OK, OK, I admit that in the last post on this subject, I didn't spell out every little detail about exactly how I was going to finish this bad boy off… but then there would be no suspense left for the big surprise ending.
Good old "Feather & Fan" to the rescue!
F & F is an old, old Shetland stitch pattern that is sometimes called "Old Shale". If I were prone to using words such as "magical" to describe knitting techniques, I might use it here — because this stitch does in fact look good just about any way you do it, with the added bonuses of being easy to execute and easy to memorize, while looking much more complex than it is.

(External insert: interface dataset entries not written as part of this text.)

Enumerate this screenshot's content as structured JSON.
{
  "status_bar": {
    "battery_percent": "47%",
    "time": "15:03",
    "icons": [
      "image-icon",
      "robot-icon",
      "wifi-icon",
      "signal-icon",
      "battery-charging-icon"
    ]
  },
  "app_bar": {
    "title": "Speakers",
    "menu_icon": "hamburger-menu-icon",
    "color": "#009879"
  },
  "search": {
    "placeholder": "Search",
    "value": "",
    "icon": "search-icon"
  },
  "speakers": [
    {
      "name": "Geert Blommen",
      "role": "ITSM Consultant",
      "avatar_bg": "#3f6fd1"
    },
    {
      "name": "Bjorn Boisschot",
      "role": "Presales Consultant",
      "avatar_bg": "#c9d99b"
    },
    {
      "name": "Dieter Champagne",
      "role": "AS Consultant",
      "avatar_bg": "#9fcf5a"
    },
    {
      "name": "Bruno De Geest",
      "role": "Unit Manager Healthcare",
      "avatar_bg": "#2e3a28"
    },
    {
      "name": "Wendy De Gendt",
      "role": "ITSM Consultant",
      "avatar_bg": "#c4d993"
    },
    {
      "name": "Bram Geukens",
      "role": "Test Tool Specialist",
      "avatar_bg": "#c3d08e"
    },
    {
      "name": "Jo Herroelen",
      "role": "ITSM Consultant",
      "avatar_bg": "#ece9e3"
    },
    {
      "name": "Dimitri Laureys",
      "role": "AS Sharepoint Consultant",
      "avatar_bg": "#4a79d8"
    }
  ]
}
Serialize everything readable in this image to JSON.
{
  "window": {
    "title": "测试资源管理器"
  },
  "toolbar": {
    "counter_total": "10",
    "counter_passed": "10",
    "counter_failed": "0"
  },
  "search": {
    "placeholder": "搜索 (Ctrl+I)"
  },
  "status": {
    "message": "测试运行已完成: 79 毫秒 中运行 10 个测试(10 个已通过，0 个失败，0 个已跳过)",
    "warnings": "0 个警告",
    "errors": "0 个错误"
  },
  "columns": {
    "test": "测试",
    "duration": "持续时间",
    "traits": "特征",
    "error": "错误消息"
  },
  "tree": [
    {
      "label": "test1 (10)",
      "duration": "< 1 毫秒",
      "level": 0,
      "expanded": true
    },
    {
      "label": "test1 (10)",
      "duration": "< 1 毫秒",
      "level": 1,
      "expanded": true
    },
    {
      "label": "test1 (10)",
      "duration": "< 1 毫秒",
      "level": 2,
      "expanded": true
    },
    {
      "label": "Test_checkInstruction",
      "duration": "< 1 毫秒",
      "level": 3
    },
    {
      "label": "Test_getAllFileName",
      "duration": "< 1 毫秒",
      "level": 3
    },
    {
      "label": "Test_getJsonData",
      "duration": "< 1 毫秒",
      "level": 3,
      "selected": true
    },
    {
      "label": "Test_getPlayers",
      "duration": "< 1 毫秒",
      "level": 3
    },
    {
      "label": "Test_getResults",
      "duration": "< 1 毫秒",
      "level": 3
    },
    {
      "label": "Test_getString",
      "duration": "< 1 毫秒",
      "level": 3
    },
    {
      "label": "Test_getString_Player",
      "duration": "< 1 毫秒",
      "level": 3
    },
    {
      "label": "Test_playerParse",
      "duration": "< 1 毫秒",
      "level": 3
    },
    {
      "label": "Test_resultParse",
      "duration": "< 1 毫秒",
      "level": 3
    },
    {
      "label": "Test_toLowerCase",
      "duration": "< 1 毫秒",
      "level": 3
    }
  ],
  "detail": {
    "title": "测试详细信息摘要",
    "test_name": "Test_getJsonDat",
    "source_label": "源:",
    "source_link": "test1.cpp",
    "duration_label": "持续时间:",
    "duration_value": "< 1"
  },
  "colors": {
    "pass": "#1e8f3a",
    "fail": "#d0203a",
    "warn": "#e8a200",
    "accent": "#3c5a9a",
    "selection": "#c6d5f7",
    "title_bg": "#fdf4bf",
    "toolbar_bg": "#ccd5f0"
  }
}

I'll call it "genius" instead of "magic". Those Shetland knitters knew a thing or two, you betcha.
Feather and Fan, or Old Shale stitch
Working flat, over a multiple of 18 sts:
Row 1: K
Row 2: P
Row 3: ** K2tog 3x; [YO, K1] 6x; K2tog 3x **
Row 4: K
When worked in the round, you would convert Row 2 to knit and Row 4 to purl. (Or, do as I did and don't convert anything — because the 2 rows sort of cancel each other out, and you'll still end up with one purl ridge on the RS per pattern repeat.)
Variation: for a smooth stockinette look, you may purl Row 4 too — but beware, this is the row that makes the fabric lie flat. I have also seen instructions for a variation that has Row 4 as a knit row on one repeat, and a purl row on the next. This has the effect of spacing the purl ridges out farther, but I'm not sure if that would be enough to keep the fabric from curling.
|multiple of X sts||# of k2tog||# of [YO, K1]||extra YO?|
The classic version is worked over 18 sts, but it can be used with a few different st multiples — for some you need to include an extra YO at the end of the [YO, K1] sequence. This table here gives you a handy-dandy summary of one "size" up and one "size" down. The greater the number of incs and decs, the greater the scallop effect.
Even just a single classic repeat's worth — 18 sts (with perhaps a couple of edge sts on either side) — makes a nice-looking scarf.
F & F also lends itself well to stripes — simply change color with every pattern repeat — which makes it useful for using up bits and pieces. You often saw it used this way years ago, in big ol' multicolor afghans and that sort of thing.
OK, you might be thinking of unnaturally colored acrylic nightmares, but guess what — Feather and Fan is the secret behind Colinette's classic "Absolutely Fabulous" afghans. See how yummy this stitch can look when it's done properly?
But on this tee, I did something even a little bit different than just stripes. The extremely clever bit here is that the pattern is a 4-row repeat, and I rotated three different yarns — so that each time through the pattern, the yarns used for the purl round and the pattern round are different.
I did a final 1-1/2 repeats in the shiny "Luna" ribbon at the bottom, so it would look like the whole thing was planned, and I bound off on a purl round so the ridge would be part of the bind-off.
I know, I know — in the picture up top there are still ends to weave in — but those are done now, and the sweater awaits wearing to my Garden Home class on Wednesday. I was just so excited to get this done and have it look this good, I couldn't wait to take the picture!
Finishing this particular UFO has been extra-gratifying: I really thought this project was doomed, and I was so disappointed about that because the top half was coming out so nicely, and I really REALLY didn't want to rip it all out.
I also thought my own view of the thing was going to be forever tainted: and I know you know exactly what I mean. You know how it is, when something comes out OK, and everyone else thinks it's fine, but for you — it's doomed to be, "Yeah, yeah, it looks fine now, but it was SUPPOSED to look like…"
Now I think the FO is probably even better than what I had originally planned. How often does THAT happen? I keep telling you, when I finish off all my UFO's, there's gonna be an apocalypse. Maybe this is just the first sign…
… at least I'll have something fabulous to wear for it!